**ACTIVITY:** In the listing that follows, determine how many lines include the word "Logical". Respond with that number alone.
========================================
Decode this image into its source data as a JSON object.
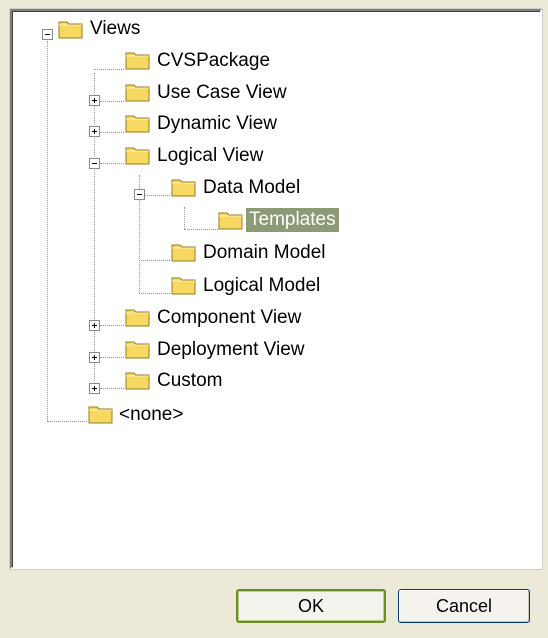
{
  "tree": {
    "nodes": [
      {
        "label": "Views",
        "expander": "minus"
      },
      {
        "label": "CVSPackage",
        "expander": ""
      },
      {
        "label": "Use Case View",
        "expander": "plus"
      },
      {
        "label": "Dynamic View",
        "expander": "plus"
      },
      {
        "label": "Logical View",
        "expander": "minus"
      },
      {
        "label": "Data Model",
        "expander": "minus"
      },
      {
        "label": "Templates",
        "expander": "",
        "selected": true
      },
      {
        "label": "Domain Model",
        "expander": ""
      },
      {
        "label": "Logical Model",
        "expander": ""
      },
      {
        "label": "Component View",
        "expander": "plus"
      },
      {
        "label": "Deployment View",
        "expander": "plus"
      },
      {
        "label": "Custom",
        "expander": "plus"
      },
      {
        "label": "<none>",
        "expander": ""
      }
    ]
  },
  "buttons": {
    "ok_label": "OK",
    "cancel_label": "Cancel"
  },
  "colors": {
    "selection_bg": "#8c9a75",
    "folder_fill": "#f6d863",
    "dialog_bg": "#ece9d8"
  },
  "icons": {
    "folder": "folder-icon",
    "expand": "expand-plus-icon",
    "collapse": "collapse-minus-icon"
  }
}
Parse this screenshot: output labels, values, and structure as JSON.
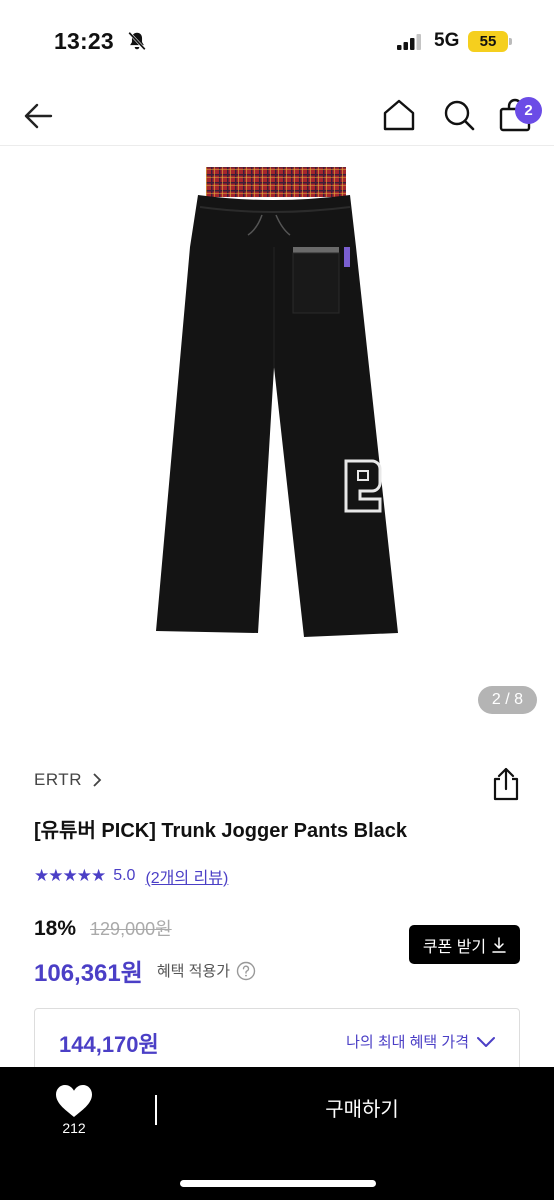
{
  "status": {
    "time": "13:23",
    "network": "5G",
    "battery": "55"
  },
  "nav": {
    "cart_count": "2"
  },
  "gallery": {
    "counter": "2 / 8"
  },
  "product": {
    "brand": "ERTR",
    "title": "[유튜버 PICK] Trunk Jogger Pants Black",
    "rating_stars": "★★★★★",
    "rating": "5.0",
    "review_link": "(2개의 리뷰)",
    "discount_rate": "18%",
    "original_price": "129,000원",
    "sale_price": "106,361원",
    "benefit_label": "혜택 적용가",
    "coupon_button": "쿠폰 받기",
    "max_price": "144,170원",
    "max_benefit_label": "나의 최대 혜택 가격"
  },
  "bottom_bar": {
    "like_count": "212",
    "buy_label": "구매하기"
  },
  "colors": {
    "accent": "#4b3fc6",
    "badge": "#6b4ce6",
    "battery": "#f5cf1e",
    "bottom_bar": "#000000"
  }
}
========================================
**WRITTEN SOLUTION:** 2